Want A Deal On A Bentley Flying Spur? Try A Volkswagen Phaeton!
Andrew Maness January 7, 2016

2006 VW Phaeton

So you want a deal on a full size, top tier luxury car, and you’ve got your eye on some highly depreciated Flying Spurs, S-Classes, and A8s. What you’ll quickly discover is that all three of those vehicles tend to come with colorful ownership history, and if not, that’ll be reflected in the price. They’re premier vehicles that are on everyones radar, and because of that they’re typically treated as a status symbol, nothing more. The Volkswagen Phaeton on the other hand is an oddity, that at first glance just looks like a Passat that overindulged during the holidays. It’s a good looking car, but it lacks the curb appeal of an A8 or Flying Spur because it wears a blue collar badge. However, once inside the Phaeton, your tune is sure to change because the cabin is on par with its cousins.

2006 VW Phaeton interior

Ten years after it stopped coming to our shores, the Phaeton remains as obscure as it was when it was sold here, despite having a dedicated following in the auto enthusaist community. They hardly get a second look from a passerby on the street, unless of course someone has had the gall to callously slap Bentley wheels, or badges on it. I’ve seen far too many a Phaeton suffer this unfortunate fate, and while these are easily fixed mistakes, they’re usually representative of deeper problems.

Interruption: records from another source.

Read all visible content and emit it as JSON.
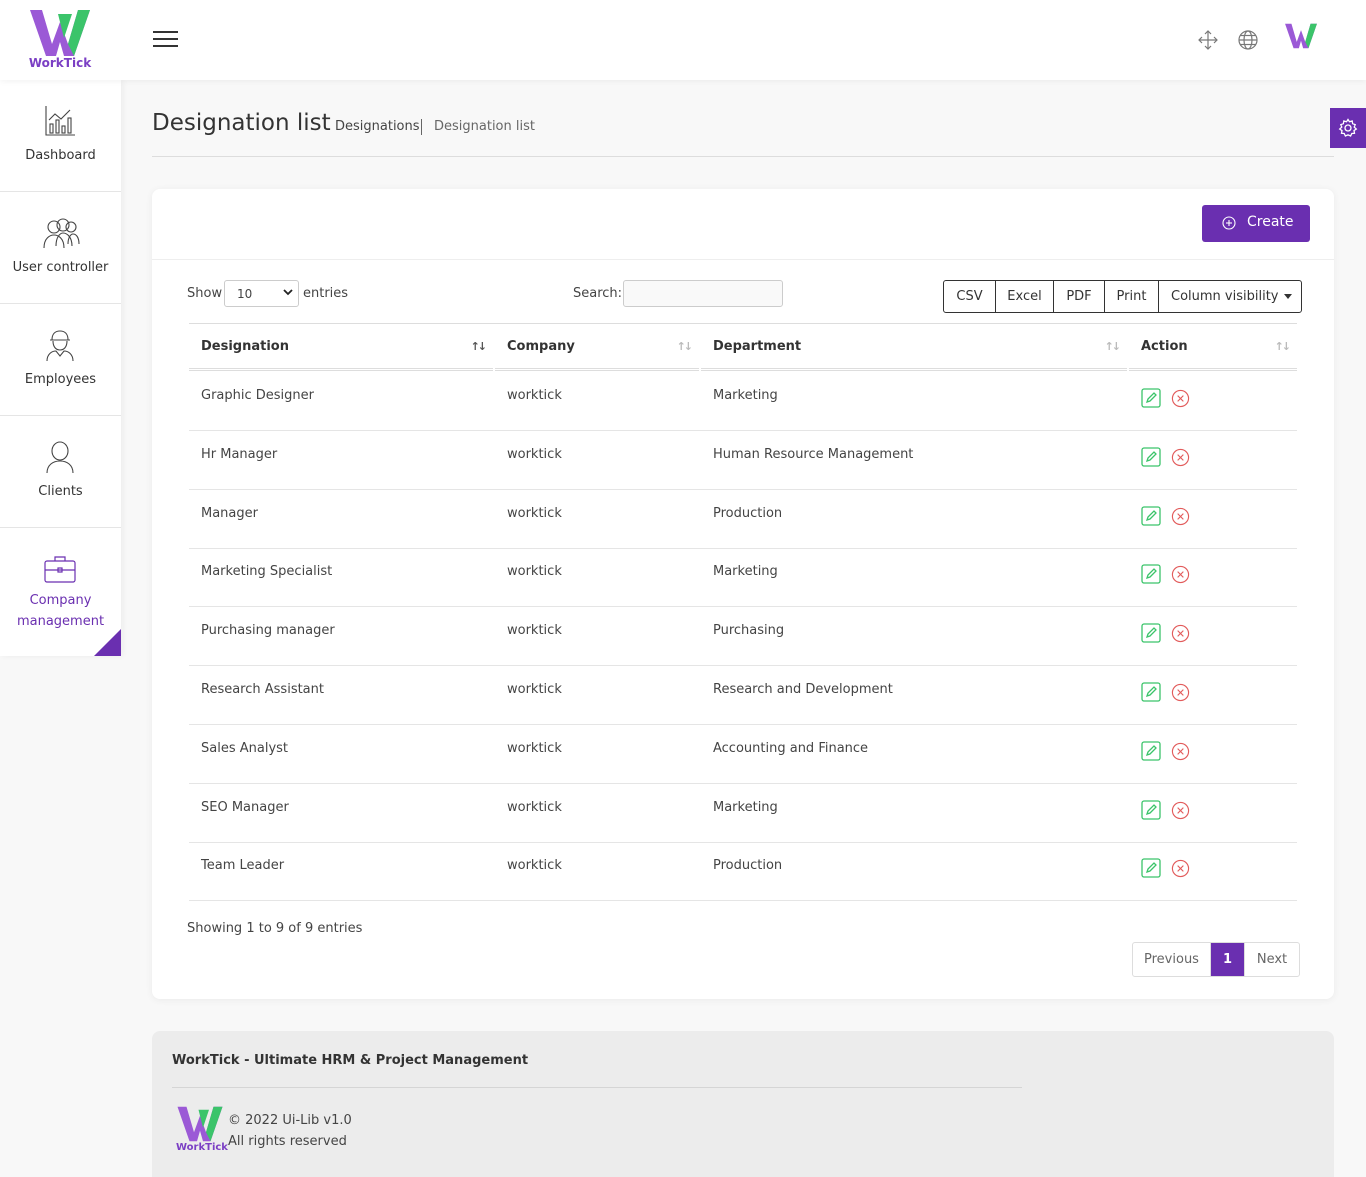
{
  "brand": {
    "name": "WorkTick",
    "accent": "#6a2fb0",
    "green": "#3bc46a"
  },
  "topbar": {
    "menu_icon": "hamburger-icon",
    "fullscreen_icon": "move-icon",
    "language_icon": "globe-icon",
    "avatar_icon": "worktick-avatar"
  },
  "sidebar": {
    "items": [
      {
        "label": "Dashboard",
        "icon": "chart-icon"
      },
      {
        "label": "User controller",
        "icon": "users-icon"
      },
      {
        "label": "Employees",
        "icon": "worker-icon"
      },
      {
        "label": "Clients",
        "icon": "user-icon"
      },
      {
        "label": "Company management",
        "icon": "briefcase-icon"
      }
    ]
  },
  "page": {
    "title": "Designation list",
    "breadcrumb_parent": "Designations",
    "breadcrumb_current": "Designation list"
  },
  "toolbar": {
    "create_label": "Create",
    "show_label": "Show",
    "entries_label": "entries",
    "length_value": "10",
    "search_label": "Search:",
    "search_value": "",
    "buttons": [
      "CSV",
      "Excel",
      "PDF",
      "Print",
      "Column visibility"
    ]
  },
  "table": {
    "columns": [
      "Designation",
      "Company",
      "Department",
      "Action"
    ],
    "rows": [
      {
        "designation": "Graphic Designer",
        "company": "worktick",
        "department": "Marketing"
      },
      {
        "designation": "Hr Manager",
        "company": "worktick",
        "department": "Human Resource Management"
      },
      {
        "designation": "Manager",
        "company": "worktick",
        "department": "Production"
      },
      {
        "designation": "Marketing Specialist",
        "company": "worktick",
        "department": "Marketing"
      },
      {
        "designation": "Purchasing manager",
        "company": "worktick",
        "department": "Purchasing"
      },
      {
        "designation": "Research Assistant",
        "company": "worktick",
        "department": "Research and Development"
      },
      {
        "designation": "Sales Analyst",
        "company": "worktick",
        "department": "Accounting and Finance"
      },
      {
        "designation": "SEO Manager",
        "company": "worktick",
        "department": "Marketing"
      },
      {
        "designation": "Team Leader",
        "company": "worktick",
        "department": "Production"
      }
    ]
  },
  "pagination": {
    "info": "Showing 1 to 9 of 9 entries",
    "previous": "Previous",
    "current": "1",
    "next": "Next"
  },
  "footer": {
    "title": "WorkTick - Ultimate HRM & Project Management",
    "copyright": "© 2022 Ui-Lib v1.0",
    "rights": "All rights reserved"
  }
}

Anyone who would go out of their way to purchase the VW, only to try and pass it off as a Bentley cannot be trusted. There’s a fundamental lack of respect for the vehicle when someone does something so atrocious as swapping out the fascia, badges, and wheels, especially on a handsome design like that of the Phaeton.

2005 Bentley Continental Flying Spur

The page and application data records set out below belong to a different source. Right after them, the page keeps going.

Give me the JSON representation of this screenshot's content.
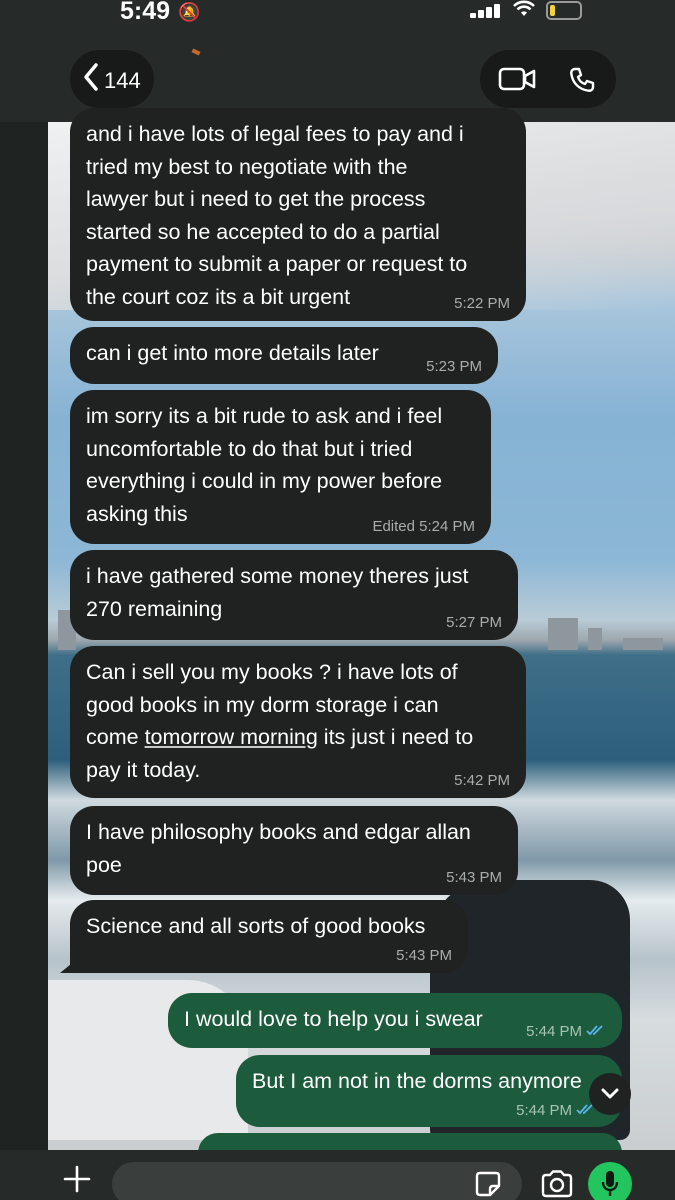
{
  "status_bar": {
    "time": "5:49"
  },
  "header": {
    "back_count": "144"
  },
  "messages": [
    {
      "dir": "in",
      "text": "and i have lots of legal fees to pay and i\ntried my best to negotiate with the\nlawyer but i need to get the process\nstarted so he accepted to do a partial\npayment to submit a paper or request to\nthe court coz its a bit urgent",
      "time": "5:22 PM"
    },
    {
      "dir": "in",
      "text": "can i get into more details later",
      "time": "5:23 PM"
    },
    {
      "dir": "in",
      "text": "im sorry its a bit rude to ask and i feel\nuncomfortable to do that but i tried\neverything i could in my power before\nasking this",
      "time": "Edited 5:24 PM"
    },
    {
      "dir": "in",
      "text": "i have gathered some money theres just\n270 remaining",
      "time": "5:27 PM"
    },
    {
      "dir": "in",
      "text_before": "Can i sell you my books ? i have lots of\ngood books in my dorm storage i can\ncome ",
      "text_link": "tomorrow morning",
      "text_after": " its just i need to\npay it today.",
      "time": "5:42 PM"
    },
    {
      "dir": "in",
      "text": "I have philosophy books and edgar allan\npoe",
      "time": "5:43 PM"
    },
    {
      "dir": "in",
      "text": "Science and all sorts of good books",
      "time": "5:43 PM"
    },
    {
      "dir": "out",
      "text": "I would love to help you i swear",
      "time": "5:44 PM"
    },
    {
      "dir": "out",
      "text": "But I am not in the dorms anymore",
      "time": "5:44 PM"
    }
  ],
  "icons": {
    "back": "chevron-left-icon",
    "video": "video-camera-icon",
    "call": "phone-icon",
    "attach": "plus-icon",
    "sticker": "sticker-icon",
    "camera": "camera-icon",
    "mic": "microphone-icon",
    "scroll": "chevron-down-icon",
    "read": "double-check-icon"
  },
  "colors": {
    "incoming_bubble": "#1f2221",
    "outgoing_bubble": "#1c5b3b",
    "read_ticks": "#5ab5f0",
    "mic_button": "#22c55e"
  }
}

Even if the Continental Flying Spur had depreciated to the same price bracket as the Phaeton, I’d still recommend the Phaeton. It is a better looking car in my eyes, from any angle, but especially from the rear. The butt of the Bentley has always looked dowdy to me, similar to that of the first generation Chrysler 300C, except not as cleanly proportioned. The other downside to driving a Bentley, even a depreciated one, is that you’re driving a Bentley. The cheapest Flying Spur I could find was $39,800, which isn’t bad for a car that originally cost $164,000, but people don’t see a depreciation monster, they see a prohibitively expensive luxury car. When people see that, they make assumptions, and despite what kind of baller fantasies you may have concocted, they’re not the kind of assumptions that’ll have a positive impact on your life. The kind of people that are wildly impressed with a car like a Flying Spur are the kind of people you’d do well to avoid.

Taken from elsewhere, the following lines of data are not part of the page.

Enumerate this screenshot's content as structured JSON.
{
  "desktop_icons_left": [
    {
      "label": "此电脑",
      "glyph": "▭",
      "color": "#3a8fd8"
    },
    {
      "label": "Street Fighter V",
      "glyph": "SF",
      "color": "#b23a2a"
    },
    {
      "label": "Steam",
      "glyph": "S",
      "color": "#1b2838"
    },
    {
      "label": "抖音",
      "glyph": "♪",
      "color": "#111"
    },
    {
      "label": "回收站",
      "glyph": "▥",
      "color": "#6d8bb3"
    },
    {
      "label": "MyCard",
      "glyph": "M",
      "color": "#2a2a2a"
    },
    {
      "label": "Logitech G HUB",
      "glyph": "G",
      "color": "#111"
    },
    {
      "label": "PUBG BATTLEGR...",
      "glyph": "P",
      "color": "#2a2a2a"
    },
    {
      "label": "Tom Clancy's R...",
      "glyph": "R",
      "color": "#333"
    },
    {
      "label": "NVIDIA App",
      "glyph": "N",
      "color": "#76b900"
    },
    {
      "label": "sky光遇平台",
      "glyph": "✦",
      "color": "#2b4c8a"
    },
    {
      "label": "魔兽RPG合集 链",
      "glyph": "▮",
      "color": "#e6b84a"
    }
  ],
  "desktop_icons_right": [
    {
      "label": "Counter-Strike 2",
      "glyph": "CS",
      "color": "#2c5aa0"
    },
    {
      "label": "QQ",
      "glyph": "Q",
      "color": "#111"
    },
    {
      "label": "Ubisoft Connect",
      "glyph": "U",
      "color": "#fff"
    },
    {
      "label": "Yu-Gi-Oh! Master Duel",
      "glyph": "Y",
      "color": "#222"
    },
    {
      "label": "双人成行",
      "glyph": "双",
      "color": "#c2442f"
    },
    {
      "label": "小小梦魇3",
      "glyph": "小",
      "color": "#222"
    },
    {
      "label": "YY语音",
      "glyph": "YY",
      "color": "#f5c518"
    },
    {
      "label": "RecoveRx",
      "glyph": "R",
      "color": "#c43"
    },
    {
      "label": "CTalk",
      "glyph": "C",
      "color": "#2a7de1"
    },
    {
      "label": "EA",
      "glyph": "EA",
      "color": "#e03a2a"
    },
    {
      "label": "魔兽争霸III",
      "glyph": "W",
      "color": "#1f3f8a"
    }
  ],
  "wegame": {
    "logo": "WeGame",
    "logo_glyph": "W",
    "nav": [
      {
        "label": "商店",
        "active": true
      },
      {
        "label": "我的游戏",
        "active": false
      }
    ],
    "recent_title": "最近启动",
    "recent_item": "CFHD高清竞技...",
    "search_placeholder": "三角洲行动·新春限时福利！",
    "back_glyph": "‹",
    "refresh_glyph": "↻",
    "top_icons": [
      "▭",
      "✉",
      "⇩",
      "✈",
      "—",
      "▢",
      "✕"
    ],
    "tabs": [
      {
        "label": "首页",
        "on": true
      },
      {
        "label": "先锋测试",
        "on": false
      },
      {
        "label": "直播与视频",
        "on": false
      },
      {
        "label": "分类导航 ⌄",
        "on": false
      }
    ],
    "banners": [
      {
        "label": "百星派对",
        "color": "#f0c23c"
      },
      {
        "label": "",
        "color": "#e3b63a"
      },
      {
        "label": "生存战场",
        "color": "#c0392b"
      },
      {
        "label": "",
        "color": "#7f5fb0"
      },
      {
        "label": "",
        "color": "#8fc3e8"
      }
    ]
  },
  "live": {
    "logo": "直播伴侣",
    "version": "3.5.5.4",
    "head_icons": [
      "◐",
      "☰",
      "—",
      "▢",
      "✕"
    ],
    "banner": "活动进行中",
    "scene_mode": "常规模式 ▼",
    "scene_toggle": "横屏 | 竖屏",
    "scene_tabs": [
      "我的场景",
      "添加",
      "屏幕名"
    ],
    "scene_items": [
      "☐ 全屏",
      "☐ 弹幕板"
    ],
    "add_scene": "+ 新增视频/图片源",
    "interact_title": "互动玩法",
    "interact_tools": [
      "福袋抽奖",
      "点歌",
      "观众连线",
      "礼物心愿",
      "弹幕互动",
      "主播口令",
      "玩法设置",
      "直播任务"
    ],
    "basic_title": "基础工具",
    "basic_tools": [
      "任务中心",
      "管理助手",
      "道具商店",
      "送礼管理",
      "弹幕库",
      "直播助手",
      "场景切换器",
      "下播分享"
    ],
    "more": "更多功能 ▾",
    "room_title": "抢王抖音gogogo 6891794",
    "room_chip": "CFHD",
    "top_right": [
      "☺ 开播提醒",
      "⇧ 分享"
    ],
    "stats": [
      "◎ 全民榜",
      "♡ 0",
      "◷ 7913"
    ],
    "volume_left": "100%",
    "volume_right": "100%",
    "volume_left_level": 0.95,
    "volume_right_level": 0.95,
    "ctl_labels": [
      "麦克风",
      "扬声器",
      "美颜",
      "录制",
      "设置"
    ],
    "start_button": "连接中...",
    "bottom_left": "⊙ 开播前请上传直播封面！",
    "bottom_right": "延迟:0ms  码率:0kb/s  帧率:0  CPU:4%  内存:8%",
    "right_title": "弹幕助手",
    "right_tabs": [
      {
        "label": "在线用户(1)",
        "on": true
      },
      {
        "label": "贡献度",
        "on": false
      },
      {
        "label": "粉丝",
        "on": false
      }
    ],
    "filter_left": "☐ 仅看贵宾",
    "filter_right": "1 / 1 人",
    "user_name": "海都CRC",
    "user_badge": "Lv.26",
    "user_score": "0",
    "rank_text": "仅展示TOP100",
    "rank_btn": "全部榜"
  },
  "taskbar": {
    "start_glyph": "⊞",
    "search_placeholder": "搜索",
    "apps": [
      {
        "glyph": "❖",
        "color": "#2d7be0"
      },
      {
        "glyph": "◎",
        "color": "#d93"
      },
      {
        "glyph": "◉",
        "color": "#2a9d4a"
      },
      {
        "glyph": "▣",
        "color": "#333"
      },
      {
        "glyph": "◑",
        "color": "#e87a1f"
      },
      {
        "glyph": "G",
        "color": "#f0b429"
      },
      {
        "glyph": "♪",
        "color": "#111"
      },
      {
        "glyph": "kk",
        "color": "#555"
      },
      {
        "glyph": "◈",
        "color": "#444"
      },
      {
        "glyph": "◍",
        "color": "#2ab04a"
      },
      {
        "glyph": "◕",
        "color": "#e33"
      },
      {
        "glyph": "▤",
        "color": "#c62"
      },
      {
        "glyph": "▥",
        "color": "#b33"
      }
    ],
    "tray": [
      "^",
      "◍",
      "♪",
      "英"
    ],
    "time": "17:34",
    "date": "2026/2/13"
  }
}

The Phaeton on the other hand won’t draw much, if any attention to itself, which means you can fly under the radar in extreme comfort, and I do mean fly. The Phaeton was available in the U.S. with three motors, but you’ll only want to look for the 4.2L V8, and 6.0L W12 power plants, the 3.6L VR6 just isn’t enough for the hefty 5,399 lb vehicle. Both the V8 and W12 a thirsty motors, but that’s to be expected given their respective power outputs of 330hp, and 414 hp. The W12 was bumped up to 444hp for its final year of production, further making the 2006 W12 Phaeton the rarest of the already rare vehicle.

2004 VW Phaeton

With its 18 way adjustable, heated, massage function seats, 4 zone climate control, self leveling suspension, and a wealth of other creature comforts, the W12 Phaeton is right up there with the stiffest, and most thoroughbred competition of the day. Every conceivable option you could want in a decade old vehicle is present, and the key feature that’s missing, Bluetooth streaming audio, can be rigged up without much difficulty. Of course that’ll only be an issue if you get tired of listening to CDs on the crystal clear 10 speaker audio system. There’s so much damn space in the Phaeton that dusting off your 400 CD booklet, and permanently keeping it in the car isn’t a bad idea. For a vehicle that’s a decade old, the Phaeton doesn’t look it, and if you find one that’s been well cared for, it certainly won’t feel it. I’ve yet to own any sort of full size vehicle, let alone a full size premium luxury car. But when I’m ready to, I’ll go right for a Phaeton, because dollar for dollar, there’s no better deal out there.

Andrew Maness Head Writer

Native New Englander currently residing in Los Angeles. I like to go fast and tell stories, sometimes from behind a camera, sometimes in front of one.